*What is expected:*
Bring together copies of the lines in the data below that contain the word "role".

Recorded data
□ □ □

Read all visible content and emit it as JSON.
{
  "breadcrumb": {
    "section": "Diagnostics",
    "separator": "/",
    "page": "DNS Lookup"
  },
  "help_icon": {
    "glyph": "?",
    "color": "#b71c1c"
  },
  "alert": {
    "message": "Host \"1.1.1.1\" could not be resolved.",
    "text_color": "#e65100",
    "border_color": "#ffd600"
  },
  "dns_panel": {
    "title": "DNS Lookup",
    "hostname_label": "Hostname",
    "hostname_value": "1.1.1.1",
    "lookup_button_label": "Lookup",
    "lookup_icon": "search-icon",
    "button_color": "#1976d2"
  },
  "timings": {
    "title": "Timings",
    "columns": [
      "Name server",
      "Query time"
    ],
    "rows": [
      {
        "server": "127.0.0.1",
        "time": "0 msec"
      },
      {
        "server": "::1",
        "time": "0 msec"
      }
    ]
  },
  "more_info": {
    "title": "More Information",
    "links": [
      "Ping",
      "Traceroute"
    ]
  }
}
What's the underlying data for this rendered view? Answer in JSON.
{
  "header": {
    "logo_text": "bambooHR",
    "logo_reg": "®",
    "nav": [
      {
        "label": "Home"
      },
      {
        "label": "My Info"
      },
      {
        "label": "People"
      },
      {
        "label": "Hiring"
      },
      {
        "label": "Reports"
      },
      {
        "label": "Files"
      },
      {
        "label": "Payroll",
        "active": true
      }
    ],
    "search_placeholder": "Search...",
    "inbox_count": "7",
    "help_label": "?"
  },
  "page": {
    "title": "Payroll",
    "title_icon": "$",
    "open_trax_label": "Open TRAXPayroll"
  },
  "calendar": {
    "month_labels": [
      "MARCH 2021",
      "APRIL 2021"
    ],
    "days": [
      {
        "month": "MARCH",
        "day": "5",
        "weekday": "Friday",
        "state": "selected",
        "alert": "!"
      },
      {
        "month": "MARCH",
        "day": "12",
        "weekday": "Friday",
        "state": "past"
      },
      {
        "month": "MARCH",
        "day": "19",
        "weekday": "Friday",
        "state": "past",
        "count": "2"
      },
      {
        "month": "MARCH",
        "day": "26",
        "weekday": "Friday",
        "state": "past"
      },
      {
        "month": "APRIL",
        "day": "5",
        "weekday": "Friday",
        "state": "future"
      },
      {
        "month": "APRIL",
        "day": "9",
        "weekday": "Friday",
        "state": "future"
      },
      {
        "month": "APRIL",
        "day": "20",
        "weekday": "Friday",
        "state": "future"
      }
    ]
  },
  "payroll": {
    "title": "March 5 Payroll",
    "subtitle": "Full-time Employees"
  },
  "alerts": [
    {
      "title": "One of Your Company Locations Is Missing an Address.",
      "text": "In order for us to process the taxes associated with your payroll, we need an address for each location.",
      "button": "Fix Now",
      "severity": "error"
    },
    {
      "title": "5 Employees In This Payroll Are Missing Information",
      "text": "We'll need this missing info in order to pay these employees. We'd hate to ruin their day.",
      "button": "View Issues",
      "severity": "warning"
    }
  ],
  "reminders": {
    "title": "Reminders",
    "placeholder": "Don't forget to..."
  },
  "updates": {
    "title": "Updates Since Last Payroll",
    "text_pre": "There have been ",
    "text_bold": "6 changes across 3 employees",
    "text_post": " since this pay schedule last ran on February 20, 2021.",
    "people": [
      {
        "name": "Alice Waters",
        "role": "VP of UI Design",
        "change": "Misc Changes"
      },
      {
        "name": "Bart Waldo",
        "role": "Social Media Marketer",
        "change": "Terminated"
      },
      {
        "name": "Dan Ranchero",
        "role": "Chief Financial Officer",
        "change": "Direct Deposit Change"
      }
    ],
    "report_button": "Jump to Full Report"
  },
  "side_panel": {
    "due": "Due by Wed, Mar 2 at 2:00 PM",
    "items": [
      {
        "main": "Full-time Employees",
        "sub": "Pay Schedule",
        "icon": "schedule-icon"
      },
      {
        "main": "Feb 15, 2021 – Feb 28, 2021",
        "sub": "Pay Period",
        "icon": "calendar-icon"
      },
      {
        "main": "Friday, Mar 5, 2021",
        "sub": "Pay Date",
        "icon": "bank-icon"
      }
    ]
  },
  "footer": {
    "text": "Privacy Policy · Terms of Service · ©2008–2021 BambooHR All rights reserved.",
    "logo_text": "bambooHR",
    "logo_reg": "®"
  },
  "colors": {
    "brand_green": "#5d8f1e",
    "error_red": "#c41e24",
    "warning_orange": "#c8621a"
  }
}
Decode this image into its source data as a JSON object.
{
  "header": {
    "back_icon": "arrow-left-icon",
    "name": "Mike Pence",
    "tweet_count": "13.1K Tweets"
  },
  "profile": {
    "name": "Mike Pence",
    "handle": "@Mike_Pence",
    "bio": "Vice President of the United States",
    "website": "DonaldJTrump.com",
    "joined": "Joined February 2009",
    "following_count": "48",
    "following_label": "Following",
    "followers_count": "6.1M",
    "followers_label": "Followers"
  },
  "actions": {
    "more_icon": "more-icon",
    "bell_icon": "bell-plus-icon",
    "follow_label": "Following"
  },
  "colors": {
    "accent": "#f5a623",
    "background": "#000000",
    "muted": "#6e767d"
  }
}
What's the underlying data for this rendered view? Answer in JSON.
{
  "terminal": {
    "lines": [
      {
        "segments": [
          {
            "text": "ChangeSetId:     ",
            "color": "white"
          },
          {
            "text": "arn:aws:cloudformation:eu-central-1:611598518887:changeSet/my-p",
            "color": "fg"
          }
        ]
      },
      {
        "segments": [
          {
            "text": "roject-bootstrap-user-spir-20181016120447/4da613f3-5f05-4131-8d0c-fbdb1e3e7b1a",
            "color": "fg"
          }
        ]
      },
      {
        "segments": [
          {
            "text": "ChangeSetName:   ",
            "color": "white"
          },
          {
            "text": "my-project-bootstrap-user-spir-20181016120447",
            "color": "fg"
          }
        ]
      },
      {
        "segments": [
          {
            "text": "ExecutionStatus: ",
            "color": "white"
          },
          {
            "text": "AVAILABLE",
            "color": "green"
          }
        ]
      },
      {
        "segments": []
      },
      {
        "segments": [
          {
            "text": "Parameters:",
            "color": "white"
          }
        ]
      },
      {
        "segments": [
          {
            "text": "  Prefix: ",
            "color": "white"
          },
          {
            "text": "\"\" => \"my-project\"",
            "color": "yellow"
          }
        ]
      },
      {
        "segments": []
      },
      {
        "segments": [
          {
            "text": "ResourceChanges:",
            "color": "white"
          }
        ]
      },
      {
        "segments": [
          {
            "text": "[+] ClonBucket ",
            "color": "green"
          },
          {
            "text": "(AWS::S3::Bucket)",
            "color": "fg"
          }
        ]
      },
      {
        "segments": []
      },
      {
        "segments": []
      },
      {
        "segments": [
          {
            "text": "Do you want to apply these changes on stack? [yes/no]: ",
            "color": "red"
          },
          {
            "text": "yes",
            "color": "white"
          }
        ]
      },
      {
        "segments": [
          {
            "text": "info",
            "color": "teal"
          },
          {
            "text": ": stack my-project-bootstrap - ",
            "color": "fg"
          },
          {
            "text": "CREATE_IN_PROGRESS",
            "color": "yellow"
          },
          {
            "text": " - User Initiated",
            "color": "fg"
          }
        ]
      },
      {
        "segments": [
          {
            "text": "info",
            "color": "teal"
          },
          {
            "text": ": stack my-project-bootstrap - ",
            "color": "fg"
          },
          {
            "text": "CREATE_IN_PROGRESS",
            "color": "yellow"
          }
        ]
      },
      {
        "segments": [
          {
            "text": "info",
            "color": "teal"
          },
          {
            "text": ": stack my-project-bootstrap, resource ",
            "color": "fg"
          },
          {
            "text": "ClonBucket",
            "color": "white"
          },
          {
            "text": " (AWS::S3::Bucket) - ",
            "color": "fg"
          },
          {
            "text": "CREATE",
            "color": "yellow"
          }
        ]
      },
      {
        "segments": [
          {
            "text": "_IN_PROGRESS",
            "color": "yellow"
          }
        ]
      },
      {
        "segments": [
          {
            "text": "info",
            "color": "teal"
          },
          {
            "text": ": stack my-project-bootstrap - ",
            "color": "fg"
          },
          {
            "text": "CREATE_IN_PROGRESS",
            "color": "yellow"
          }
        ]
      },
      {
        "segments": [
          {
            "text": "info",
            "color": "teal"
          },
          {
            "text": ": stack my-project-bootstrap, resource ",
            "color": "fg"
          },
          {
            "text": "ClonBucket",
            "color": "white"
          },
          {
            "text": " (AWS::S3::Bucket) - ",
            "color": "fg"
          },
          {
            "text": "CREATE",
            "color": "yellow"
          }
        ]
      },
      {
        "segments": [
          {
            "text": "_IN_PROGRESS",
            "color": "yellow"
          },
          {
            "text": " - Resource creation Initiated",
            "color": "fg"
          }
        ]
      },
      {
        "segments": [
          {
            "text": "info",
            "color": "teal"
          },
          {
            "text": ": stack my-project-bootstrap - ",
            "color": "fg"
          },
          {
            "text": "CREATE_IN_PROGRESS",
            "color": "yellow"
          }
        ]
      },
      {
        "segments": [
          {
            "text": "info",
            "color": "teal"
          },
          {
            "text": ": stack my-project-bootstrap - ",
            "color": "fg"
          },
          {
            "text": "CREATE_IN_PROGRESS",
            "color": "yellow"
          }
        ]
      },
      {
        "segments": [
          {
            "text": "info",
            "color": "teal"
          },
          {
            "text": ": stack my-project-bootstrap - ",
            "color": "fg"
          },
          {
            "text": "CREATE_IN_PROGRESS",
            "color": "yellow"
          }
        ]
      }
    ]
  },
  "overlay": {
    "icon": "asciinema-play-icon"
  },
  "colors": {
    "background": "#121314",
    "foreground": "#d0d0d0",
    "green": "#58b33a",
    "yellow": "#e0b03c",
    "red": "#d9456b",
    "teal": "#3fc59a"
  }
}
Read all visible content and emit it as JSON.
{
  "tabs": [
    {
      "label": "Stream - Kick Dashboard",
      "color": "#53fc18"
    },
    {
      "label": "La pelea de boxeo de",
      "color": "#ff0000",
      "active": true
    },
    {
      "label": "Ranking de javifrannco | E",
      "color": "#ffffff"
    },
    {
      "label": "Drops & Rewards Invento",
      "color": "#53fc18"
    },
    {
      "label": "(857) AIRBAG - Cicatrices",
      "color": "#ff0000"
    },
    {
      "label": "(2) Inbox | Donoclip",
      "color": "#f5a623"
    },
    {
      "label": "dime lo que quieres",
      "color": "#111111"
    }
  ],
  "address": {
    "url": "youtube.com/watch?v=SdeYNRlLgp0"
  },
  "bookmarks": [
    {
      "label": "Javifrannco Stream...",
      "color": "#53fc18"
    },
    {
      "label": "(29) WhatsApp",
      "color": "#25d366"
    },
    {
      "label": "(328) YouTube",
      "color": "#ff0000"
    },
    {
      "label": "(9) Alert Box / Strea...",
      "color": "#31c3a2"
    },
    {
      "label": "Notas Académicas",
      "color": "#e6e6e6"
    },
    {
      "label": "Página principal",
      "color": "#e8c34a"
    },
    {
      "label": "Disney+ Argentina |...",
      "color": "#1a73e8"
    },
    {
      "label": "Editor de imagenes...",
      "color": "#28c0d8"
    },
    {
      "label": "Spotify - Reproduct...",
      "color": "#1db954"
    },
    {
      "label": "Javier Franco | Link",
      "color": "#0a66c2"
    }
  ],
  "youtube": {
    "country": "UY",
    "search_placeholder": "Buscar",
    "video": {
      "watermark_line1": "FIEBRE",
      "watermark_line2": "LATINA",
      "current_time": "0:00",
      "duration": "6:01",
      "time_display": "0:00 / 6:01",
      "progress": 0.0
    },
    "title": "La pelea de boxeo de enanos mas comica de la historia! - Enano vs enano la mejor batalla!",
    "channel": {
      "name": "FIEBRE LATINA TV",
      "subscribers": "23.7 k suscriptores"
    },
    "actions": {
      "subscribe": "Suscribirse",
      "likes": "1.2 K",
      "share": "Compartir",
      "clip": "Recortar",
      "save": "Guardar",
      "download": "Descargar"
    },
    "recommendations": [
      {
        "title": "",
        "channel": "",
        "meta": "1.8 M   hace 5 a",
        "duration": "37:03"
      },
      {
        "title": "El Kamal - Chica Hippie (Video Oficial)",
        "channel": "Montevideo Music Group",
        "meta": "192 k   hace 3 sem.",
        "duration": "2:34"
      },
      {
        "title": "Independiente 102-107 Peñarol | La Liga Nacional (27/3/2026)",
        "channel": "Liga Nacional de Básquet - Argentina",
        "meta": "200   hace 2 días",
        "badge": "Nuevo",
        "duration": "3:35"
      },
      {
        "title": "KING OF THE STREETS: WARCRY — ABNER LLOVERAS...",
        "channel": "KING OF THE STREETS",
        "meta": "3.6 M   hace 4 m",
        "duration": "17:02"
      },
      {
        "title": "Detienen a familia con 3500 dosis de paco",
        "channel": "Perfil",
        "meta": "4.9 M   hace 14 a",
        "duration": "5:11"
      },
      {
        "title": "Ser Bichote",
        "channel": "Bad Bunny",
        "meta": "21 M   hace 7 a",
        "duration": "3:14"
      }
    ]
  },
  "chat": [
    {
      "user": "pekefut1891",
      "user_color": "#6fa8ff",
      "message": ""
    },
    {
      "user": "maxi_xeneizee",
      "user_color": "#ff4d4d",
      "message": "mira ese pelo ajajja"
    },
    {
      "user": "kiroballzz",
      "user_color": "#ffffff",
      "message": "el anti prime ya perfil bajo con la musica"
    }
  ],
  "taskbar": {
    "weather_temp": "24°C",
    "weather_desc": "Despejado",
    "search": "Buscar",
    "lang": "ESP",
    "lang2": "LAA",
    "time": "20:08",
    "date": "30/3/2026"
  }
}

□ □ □

*Exercise solution:*
        "role": "VP of UI Design",
        "role": "Social Media Marketer",
        "role": "Chief Financial Officer",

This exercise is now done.